TO DO: Filter this data down to the lines that hold "true", and copy them.

[Data excerpts]
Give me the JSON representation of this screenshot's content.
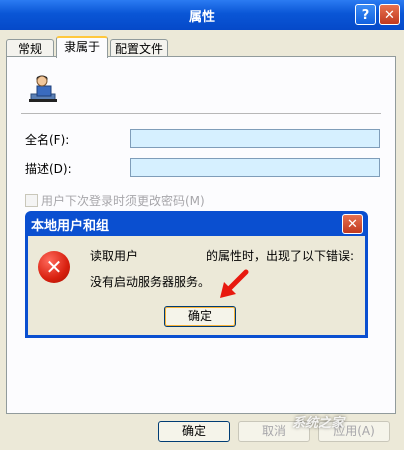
{
  "window": {
    "title": "属性",
    "help_glyph": "?",
    "close_glyph": "✕"
  },
  "tabs": [
    {
      "label": "常规",
      "active": false
    },
    {
      "label": "隶属于",
      "active": true
    },
    {
      "label": "配置文件",
      "active": false
    }
  ],
  "form": {
    "fullname_label": "全名(F):",
    "description_label": "描述(D):",
    "fullname_value": "",
    "description_value": "",
    "checkbox_label": "用户下次登录时须更改密码(M)"
  },
  "error_dialog": {
    "title": "本地用户和组",
    "close_glyph": "✕",
    "message_part1": "读取用户",
    "message_part2": "的属性时，出现了以下错误:",
    "message_line2": "没有启动服务器服务。",
    "ok_label": "确定"
  },
  "buttons": {
    "ok": "确定",
    "cancel": "取消",
    "apply": "应用(A)"
  },
  "watermark": "系统之家",
  "colors": {
    "titlebar": "#0A56D6",
    "input_bg": "#D6F0FF",
    "arrow": "#E8190F",
    "error_red": "#D8200F"
  }
}
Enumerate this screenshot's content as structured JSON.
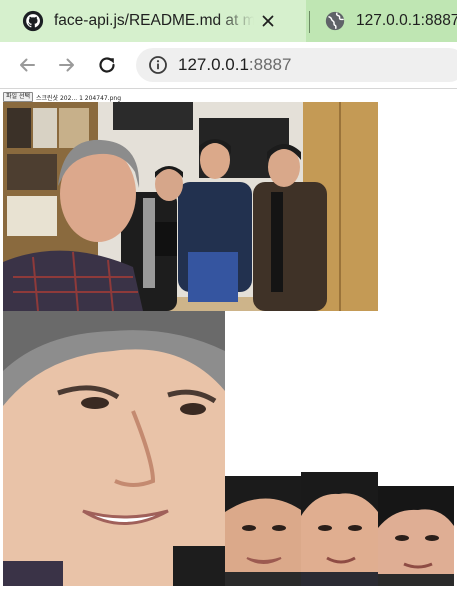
{
  "browser": {
    "tabs": [
      {
        "title": "face-api.js/README.md at master",
        "favicon": "github-icon",
        "active": true,
        "close_icon": "close-icon"
      },
      {
        "title": "127.0.0.1:8887",
        "favicon": "globe-icon",
        "active": false
      }
    ],
    "toolbar": {
      "back_icon": "arrow-left-icon",
      "forward_icon": "arrow-right-icon",
      "reload_icon": "reload-icon",
      "site_info_icon": "info-icon",
      "url_host": "127.0.0.1",
      "url_port": ":8887"
    }
  },
  "page": {
    "file_input": {
      "button_label": "파일 선택",
      "file_name": "스크린샷 202... 1 204747.png"
    },
    "images": {
      "group_photo": "group-photo",
      "detected_faces": [
        "face-crop-1",
        "face-crop-2",
        "face-crop-3",
        "face-crop-4"
      ]
    }
  }
}
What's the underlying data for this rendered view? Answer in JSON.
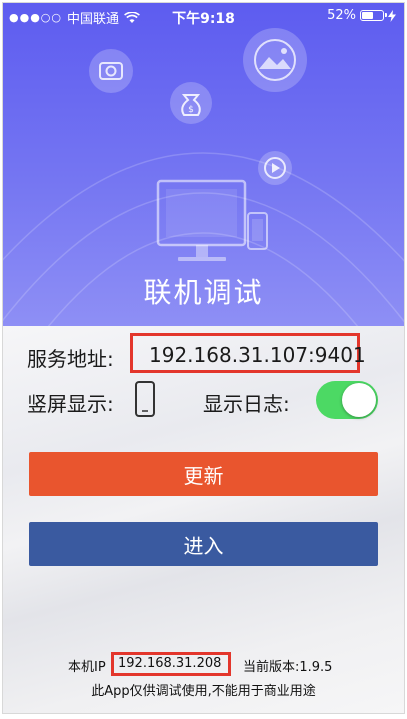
{
  "status_bar": {
    "signal": "●●●○○",
    "carrier": "中国联通",
    "time": "下午9:18",
    "battery": "52%"
  },
  "header": {
    "title": "联机调试"
  },
  "settings": {
    "server_label": "服务地址:",
    "server_value": "192.168.31.107:9401",
    "portrait_label": "竖屏显示:",
    "log_label": "显示日志:",
    "log_enabled": true
  },
  "buttons": {
    "update": "更新",
    "enter": "进入"
  },
  "footer": {
    "ip_label": "本机IP",
    "ip_value": "192.168.31.208",
    "version": "当前版本:1.9.5",
    "note": "此App仅供调试使用,不能用于商业用途"
  },
  "colors": {
    "header_top": "#5d5cf0",
    "update_button": "#e9552e",
    "enter_button": "#3a5aa0",
    "toggle_on": "#4cd964",
    "highlight_box": "#e3362c"
  }
}
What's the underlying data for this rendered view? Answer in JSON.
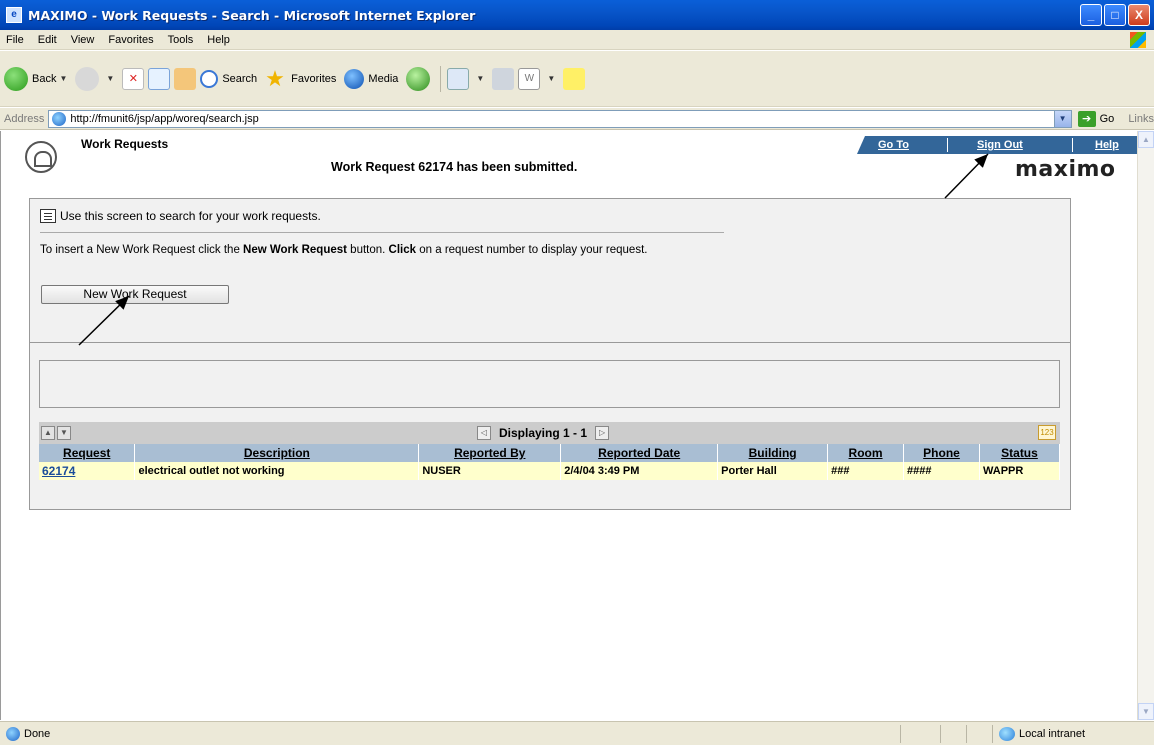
{
  "window": {
    "title": "MAXIMO - Work Requests - Search - Microsoft Internet Explorer",
    "minimize": "_",
    "maximize": "□",
    "close": "X"
  },
  "menu": [
    "File",
    "Edit",
    "View",
    "Favorites",
    "Tools",
    "Help"
  ],
  "toolbar": {
    "back": "Back",
    "search": "Search",
    "favorites": "Favorites",
    "media": "Media"
  },
  "address": {
    "label": "Address",
    "url": "http://fmunit6/jsp/app/woreq/search.jsp",
    "go": "Go",
    "links": "Links"
  },
  "app": {
    "title": "Work Requests",
    "message": "Work Request 62174 has been submitted.",
    "brand": "maximo",
    "nav": {
      "goto": "Go To",
      "signout": "Sign Out",
      "help": "Help"
    }
  },
  "panel": {
    "info": "Use this screen to search for your work requests.",
    "instr_pre": "To insert a New Work Request click the ",
    "instr_btn": "New Work Request",
    "instr_mid": " button. ",
    "instr_click": "Click",
    "instr_post": " on a request number to display your request.",
    "button": "New Work Request"
  },
  "results": {
    "displaying": "Displaying 1 - 1",
    "columns": [
      "Request",
      "Description",
      "Reported By",
      "Reported Date",
      "Building",
      "Room",
      "Phone",
      "Status"
    ],
    "rows": [
      [
        "62174",
        "electrical outlet not working",
        "NUSER",
        "2/4/04 3:49 PM",
        "Porter Hall",
        "###",
        "####",
        "WAPPR"
      ]
    ]
  },
  "status": {
    "text": "Done",
    "zone": "Local intranet"
  }
}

EXERCISE RESPONSE:
      "active": true
        "active": true,
    "log_enabled": true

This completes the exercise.